As Hartley says, “piracy is just one symptom of several ways — you can add gun-running and terrorism to the list — in which Somalia’s crisis will lash out at the world in 2009.” If the international community is to comprehensively address the crisis, its “first task is to understand the background.”
Indeed, although an expanded and more aggressive naval presence in the Gulf of Aden may temporarily stem the tide of the growing pirate attacks, it hardly guarantees that, over the long-term, the chaos onshore will not again spill over into surrounding international waters. Besides being unsustainable from a logistical standpoint, the heightened military response, including the creation of Combined Task Force 151, will likely prove inadequate in addressing the root causes of the piracy itself. Both the U.S. Navy and the United Nations have acknowledged as much.
Clearly, the problem of Somali lawlessness at sea can’t be addressed without attending to the ongoing crisis of Somali “statelessness” on land. Somalia’s complex civil war dates to 1991 and, despite some positive steps in recent months, it’s unlikely to be resolved in the immediate future. As U.S.-backed Ethiopian forces completed their withdrawal from Somalia on January 26, ending a two-year occupation, their pullout was punctuated by several car bombs, including one in Mogadishu that killed 15 people.
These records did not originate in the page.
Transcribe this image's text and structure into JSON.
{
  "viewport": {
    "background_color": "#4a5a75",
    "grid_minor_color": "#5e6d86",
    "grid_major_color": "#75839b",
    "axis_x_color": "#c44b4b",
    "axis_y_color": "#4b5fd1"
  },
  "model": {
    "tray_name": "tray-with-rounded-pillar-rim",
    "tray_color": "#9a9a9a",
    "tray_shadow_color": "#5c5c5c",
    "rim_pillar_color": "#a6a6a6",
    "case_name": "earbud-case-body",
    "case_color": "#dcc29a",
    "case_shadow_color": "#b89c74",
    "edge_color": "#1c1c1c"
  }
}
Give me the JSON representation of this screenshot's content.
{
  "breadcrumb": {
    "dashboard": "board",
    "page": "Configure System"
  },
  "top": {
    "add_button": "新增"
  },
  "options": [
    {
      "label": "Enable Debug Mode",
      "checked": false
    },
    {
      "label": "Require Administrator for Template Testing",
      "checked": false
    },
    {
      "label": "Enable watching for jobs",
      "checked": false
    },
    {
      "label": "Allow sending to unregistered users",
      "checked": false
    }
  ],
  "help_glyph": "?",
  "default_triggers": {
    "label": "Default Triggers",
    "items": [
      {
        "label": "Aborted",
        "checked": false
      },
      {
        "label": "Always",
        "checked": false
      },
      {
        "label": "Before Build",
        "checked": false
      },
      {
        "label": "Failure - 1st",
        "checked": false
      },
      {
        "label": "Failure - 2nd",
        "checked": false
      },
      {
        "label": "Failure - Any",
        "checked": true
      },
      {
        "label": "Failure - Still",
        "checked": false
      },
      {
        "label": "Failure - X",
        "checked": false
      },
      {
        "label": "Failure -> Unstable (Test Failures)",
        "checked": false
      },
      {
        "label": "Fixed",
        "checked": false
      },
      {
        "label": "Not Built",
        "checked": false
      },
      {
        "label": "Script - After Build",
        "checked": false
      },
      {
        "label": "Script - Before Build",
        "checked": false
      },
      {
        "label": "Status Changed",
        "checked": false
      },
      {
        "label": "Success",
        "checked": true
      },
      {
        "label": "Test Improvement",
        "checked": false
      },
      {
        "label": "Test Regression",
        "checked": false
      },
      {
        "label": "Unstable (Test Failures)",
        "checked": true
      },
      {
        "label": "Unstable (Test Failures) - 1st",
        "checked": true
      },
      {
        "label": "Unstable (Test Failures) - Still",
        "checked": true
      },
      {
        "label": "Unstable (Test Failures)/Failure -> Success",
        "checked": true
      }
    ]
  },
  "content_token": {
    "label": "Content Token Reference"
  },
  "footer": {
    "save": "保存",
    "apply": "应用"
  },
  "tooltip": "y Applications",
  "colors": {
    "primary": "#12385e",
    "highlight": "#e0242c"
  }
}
As the violence continues to grab headlines, the international community would do well to remember that, while Somalia’s rampant sociopolitical instability provides its seafarers the opportunity to “flourish” as pirates, this instability is not the sole cause of the piracy boom. The characteristics of Somalia’s “failed state” include dire economic conditions and crushing poverty, the harsh realities of life at the margins of the global economy. In the context of the chaotic political situation onshore, these conditions are as directly responsible for Somalia’s pervasive piracy as the country’s lack of an effective central government.